## Exercise objective
Find the line containing "What data populates". Retype it and every line after it through the end of the entries, exactly as written, with nothing added.

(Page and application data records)
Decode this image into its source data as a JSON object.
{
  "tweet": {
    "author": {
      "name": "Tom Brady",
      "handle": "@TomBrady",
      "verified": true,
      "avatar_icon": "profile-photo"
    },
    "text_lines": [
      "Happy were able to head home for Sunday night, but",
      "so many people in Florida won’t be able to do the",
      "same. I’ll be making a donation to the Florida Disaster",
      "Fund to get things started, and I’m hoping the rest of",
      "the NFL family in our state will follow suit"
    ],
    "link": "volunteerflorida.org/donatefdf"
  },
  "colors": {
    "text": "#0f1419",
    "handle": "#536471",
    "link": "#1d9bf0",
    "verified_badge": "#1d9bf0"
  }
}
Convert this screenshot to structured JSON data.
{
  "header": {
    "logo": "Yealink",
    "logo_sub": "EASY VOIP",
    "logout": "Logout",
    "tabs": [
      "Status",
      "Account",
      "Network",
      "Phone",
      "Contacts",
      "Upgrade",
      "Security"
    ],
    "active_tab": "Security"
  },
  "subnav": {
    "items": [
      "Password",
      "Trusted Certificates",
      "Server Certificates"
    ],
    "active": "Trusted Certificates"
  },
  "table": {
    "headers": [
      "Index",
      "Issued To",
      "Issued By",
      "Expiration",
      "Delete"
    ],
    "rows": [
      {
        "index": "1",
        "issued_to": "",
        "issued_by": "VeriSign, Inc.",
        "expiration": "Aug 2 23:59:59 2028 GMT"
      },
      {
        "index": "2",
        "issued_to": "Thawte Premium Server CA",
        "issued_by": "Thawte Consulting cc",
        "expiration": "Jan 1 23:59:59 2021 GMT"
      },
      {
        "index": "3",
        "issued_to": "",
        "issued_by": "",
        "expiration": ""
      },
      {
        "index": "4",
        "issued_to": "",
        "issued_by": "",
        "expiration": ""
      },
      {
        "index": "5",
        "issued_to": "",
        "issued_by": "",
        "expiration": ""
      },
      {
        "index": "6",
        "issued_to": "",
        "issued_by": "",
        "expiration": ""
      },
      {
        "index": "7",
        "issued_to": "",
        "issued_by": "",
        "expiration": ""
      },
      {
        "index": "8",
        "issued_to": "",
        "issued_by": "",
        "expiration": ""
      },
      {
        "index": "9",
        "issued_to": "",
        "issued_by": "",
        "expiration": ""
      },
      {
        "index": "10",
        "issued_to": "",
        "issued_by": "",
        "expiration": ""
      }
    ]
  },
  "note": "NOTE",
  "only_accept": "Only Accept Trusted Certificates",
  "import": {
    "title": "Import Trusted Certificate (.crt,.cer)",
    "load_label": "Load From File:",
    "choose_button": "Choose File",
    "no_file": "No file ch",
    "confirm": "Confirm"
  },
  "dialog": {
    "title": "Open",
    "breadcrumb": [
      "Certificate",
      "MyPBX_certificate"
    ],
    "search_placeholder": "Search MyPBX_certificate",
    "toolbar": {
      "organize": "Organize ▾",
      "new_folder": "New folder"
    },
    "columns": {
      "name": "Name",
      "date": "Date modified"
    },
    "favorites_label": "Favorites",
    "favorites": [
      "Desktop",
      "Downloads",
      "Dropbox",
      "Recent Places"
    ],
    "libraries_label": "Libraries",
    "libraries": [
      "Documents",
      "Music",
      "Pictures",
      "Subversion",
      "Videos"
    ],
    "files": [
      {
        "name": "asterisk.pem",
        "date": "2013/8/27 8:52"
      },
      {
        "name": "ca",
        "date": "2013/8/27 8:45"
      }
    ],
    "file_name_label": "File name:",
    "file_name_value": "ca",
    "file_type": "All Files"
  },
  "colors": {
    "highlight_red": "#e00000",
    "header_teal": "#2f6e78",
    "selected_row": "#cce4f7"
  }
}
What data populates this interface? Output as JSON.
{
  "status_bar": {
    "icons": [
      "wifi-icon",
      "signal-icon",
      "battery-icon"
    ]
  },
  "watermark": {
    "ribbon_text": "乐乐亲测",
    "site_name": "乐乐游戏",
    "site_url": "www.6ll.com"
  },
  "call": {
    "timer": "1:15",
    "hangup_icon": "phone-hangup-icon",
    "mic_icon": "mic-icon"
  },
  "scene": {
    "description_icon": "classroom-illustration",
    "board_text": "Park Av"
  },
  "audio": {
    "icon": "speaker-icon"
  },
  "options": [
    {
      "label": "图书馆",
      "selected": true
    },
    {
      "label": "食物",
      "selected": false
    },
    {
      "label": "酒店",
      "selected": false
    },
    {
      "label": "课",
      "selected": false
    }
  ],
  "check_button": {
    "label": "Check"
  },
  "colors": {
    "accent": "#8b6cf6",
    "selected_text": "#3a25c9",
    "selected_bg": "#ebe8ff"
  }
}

## Reply to the exercise
What data populates this interface? Output as JSON.
{
  "status_bar": {
    "icons": [
      "wifi-icon",
      "signal-icon",
      "battery-icon"
    ]
  },
  "watermark": {
    "ribbon_text": "乐乐亲测",
    "site_name": "乐乐游戏",
    "site_url": "www.6ll.com"
  },
  "call": {
    "timer": "1:15",
    "hangup_icon": "phone-hangup-icon",
    "mic_icon": "mic-icon"
  },
  "scene": {
    "description_icon": "classroom-illustration",
    "board_text": "Park Av"
  },
  "audio": {
    "icon": "speaker-icon"
  },
  "options": [
    {
      "label": "图书馆",
      "selected": true
    },
    {
      "label": "食物",
      "selected": false
    },
    {
      "label": "酒店",
      "selected": false
    },
    {
      "label": "课",
      "selected": false
    }
  ],
  "check_button": {
    "label": "Check"
  },
  "colors": {
    "accent": "#8b6cf6",
    "selected_text": "#3a25c9",
    "selected_bg": "#ebe8ff"
  }
}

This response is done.